  • 1974–75 to 1980–81: The league expanded to 18 teams and realigned into two conferences: the Prince of Wales Conference and the Clarence Campbell Conference. Twelve teams qualified for the postseason, but were seeded 1–12 regardless of conference (the four division winners received first round byes). This type of seeding system would continue after the league expanded the playoffs to 16 teams before the 1979–80 season.[7]
  • 1981–82 to 1992–93: The postseason format was altered so that once again the playoff champion of the Prince of Wales Conference faced the playoff champion of the Clarence Campbell Conference in the Stanley Cup Finals.
  • 1993–94 to Present: The league's two conferences were renamed the Eastern and Western Conferences, respectively.[7]

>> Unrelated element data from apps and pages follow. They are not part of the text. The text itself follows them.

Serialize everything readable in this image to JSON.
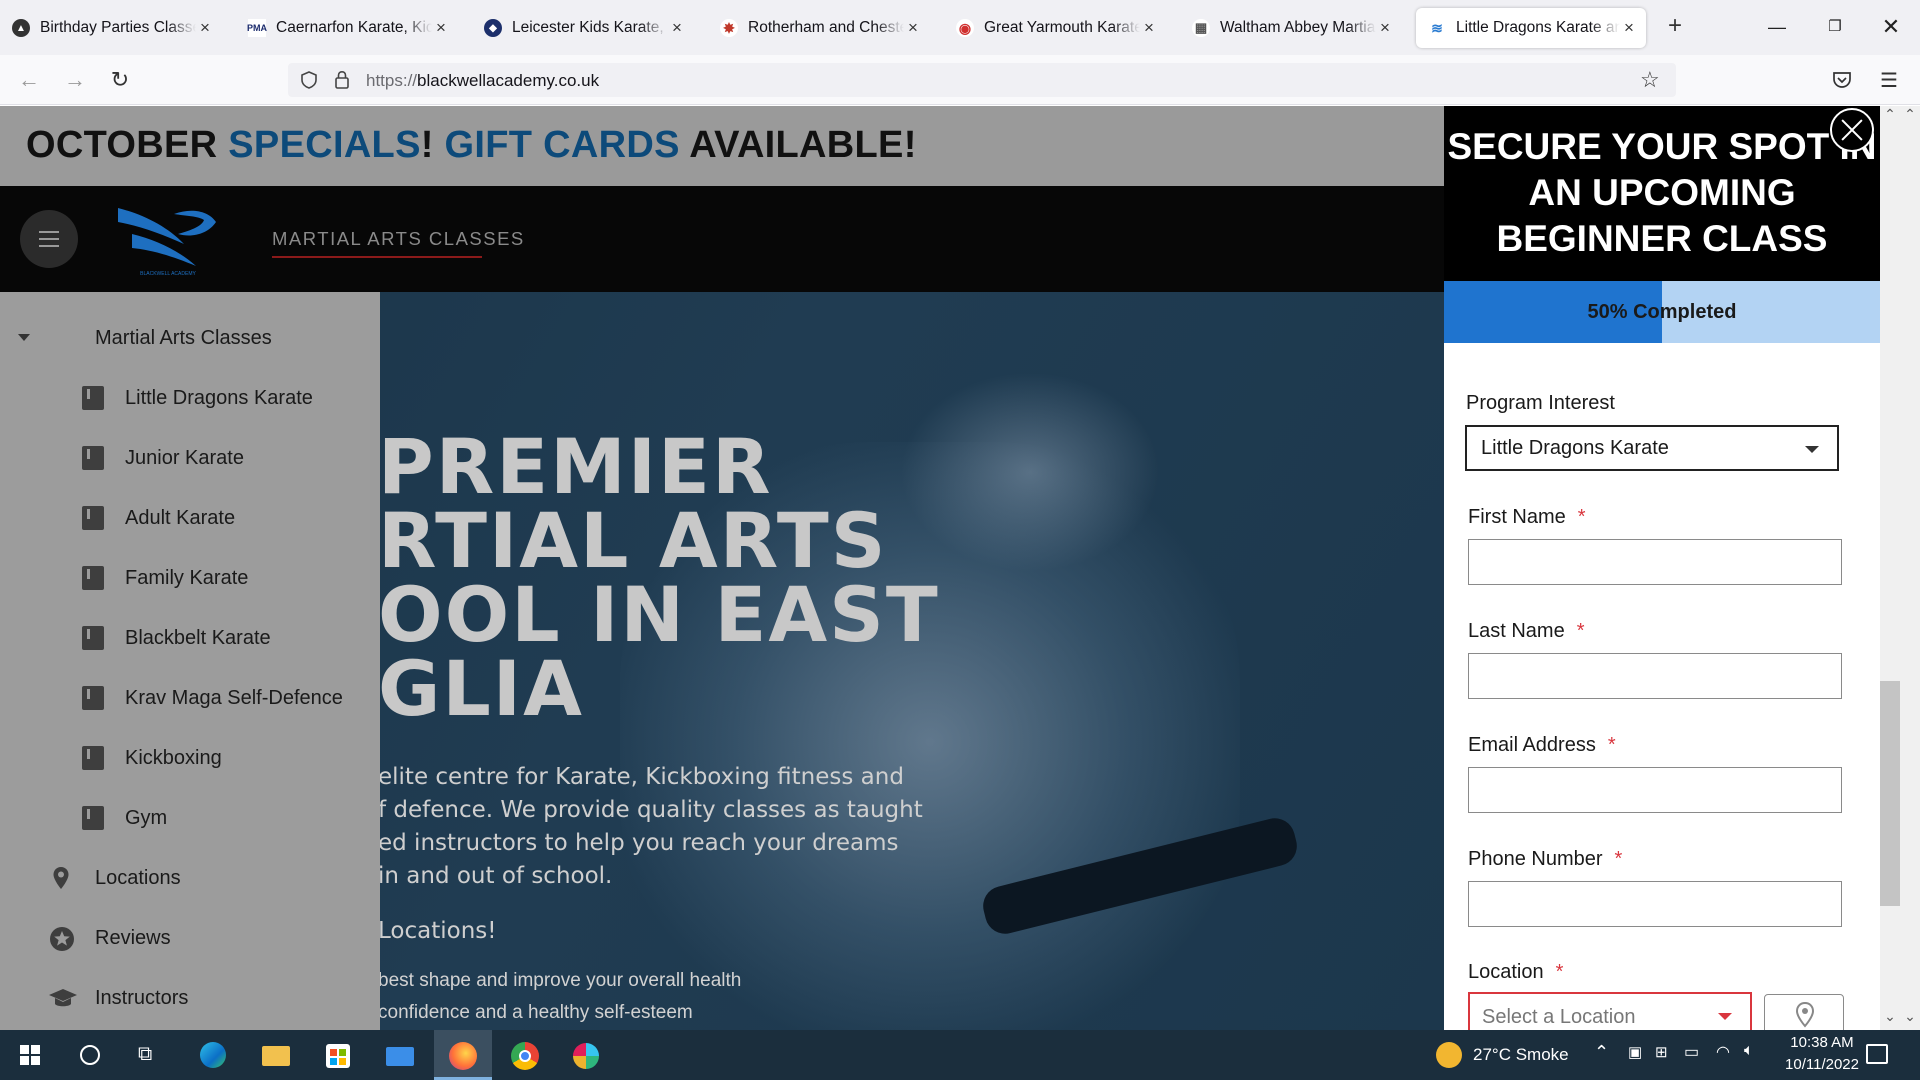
{
  "browser": {
    "tabs": [
      {
        "title": "Birthday Parties Classes &",
        "favicon_color": "#333333",
        "favicon_glyph": "▲"
      },
      {
        "title": "Caernarfon Karate, Kickb",
        "favicon_color": "#1a2a6c",
        "favicon_glyph": "PMA"
      },
      {
        "title": "Leicester Kids Karate, Kic",
        "favicon_color": "#1c2f6b",
        "favicon_glyph": "◆"
      },
      {
        "title": "Rotherham and Chesterfi",
        "favicon_color": "#c0392b",
        "favicon_glyph": "✸"
      },
      {
        "title": "Great Yarmouth Karate, K",
        "favicon_color": "#d0302f",
        "favicon_glyph": "◉"
      },
      {
        "title": "Waltham Abbey Martial",
        "favicon_color": "#555555",
        "favicon_glyph": "▦"
      },
      {
        "title": "Little Dragons Karate anc",
        "favicon_color": "#2a7bd1",
        "favicon_glyph": "≋"
      }
    ],
    "new_tab_label": "+",
    "url_protocol": "https://",
    "url_host": "blackwellacademy.co.uk"
  },
  "promo": {
    "part1": "OCTOBER ",
    "part2": "SPECIALS",
    "part3": "! ",
    "part4": "GIFT CARDS",
    "part5": " AVAILABLE!"
  },
  "header": {
    "nav_label": "MARTIAL ARTS CLASSES",
    "logo_text": "BLACKWELL ACADEMY"
  },
  "sidemenu": {
    "section_label": "Martial Arts Classes",
    "classes": [
      "Little Dragons Karate",
      "Junior Karate",
      "Adult Karate",
      "Family Karate",
      "Blackbelt Karate",
      "Krav Maga Self-Defence",
      "Kickboxing",
      "Gym"
    ],
    "locations": "Locations",
    "reviews": "Reviews",
    "instructors": "Instructors"
  },
  "hero": {
    "line1": "PREMIER",
    "line2": "RTIAL ARTS",
    "line3": "OOL IN EAST",
    "line4": "GLIA",
    "p1": "elite centre for Karate, Kickboxing fitness and",
    "p2": "f defence. We provide quality classes as taught",
    "p3": "ed instructors to help you reach your dreams",
    "p4": "in and out of school.",
    "locations_line": "Locations!",
    "s1": "best shape and improve your overall health",
    "s2": "confidence and a healthy self-esteem"
  },
  "modal": {
    "title": "SECURE YOUR SPOT IN AN UPCOMING BEGINNER CLASS",
    "progress_percent": 50,
    "progress_text": "50% Completed",
    "program_label": "Program Interest",
    "program_value": "Little Dragons Karate",
    "first_name_label": "First Name",
    "last_name_label": "Last Name",
    "email_label": "Email Address",
    "phone_label": "Phone Number",
    "location_label": "Location",
    "location_placeholder": "Select a Location",
    "required_mark": "*"
  },
  "taskbar": {
    "weather": "27°C  Smoke",
    "time": "10:38 AM",
    "date": "10/11/2022"
  },
  "colors": {
    "promo_highlight": "#0d4a7a",
    "progress_fill": "#1f74cf",
    "progress_track": "#b3d3f3",
    "required": "#d9363e",
    "location_error_border": "#d9363e"
  }
}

References[change | change source]

General
      .
  • Diamond, Dan; Eric Zweig, and James Duplacey (2003). The Ultimate Prize: The Stanley Cup. Andrews McMeel Publishing. ISBN 0-7407-3830-5
      .
  • Dan Diamond (ed.), ed. (1992). The Official National Hockey League Stanley Cup Centennial Book. Firefly Books. ISBN 1-895565-15-4
      .
Specific
  1. "Stanley Cup Fun Facts". NHL.com. http://www.nhl.com/cup/fun_facts.html. Retrieved 2008-04-18.
  2. "After the puck", The Globe and Mail: pg. 06, March 2, 1896
  3. "Victorias Always Win", The Globe and Mail: pg. 10, February 20, 1901
  4. Coleman(1964), pg. 82
  5. Diamond, pg. 46
  6. "Conn Smythe Trophy". National Hockey League. http://www.nhl.com/trophies/smythe.html. Retrieved 2008-04-18.
  7. 7.0 7.1 7.2 7.3 7.4 7.5 7.6 "List of Stanley Cup Playoff Formats". NHL.com. http://www.nhl.com/cup/formats.html. Retrieved 2008-04-18.

Further reading[change | change source]

  • Diamond, Dan; Eric Zweig, and James Duplacey (2003). The Ultimate Prize: The Stanley Cup. Andrews McMeel Publishing. pp. pp. 21–26. ISBN 0-7407-3830-5
      .
  • Dan Diamond (ed.), ed. (1992). The Official National Hockey League Stanley Cup Centennial Book. Firefly Books. ISBN 1-895565-15-4
      .
      .

Other websites[change | change source]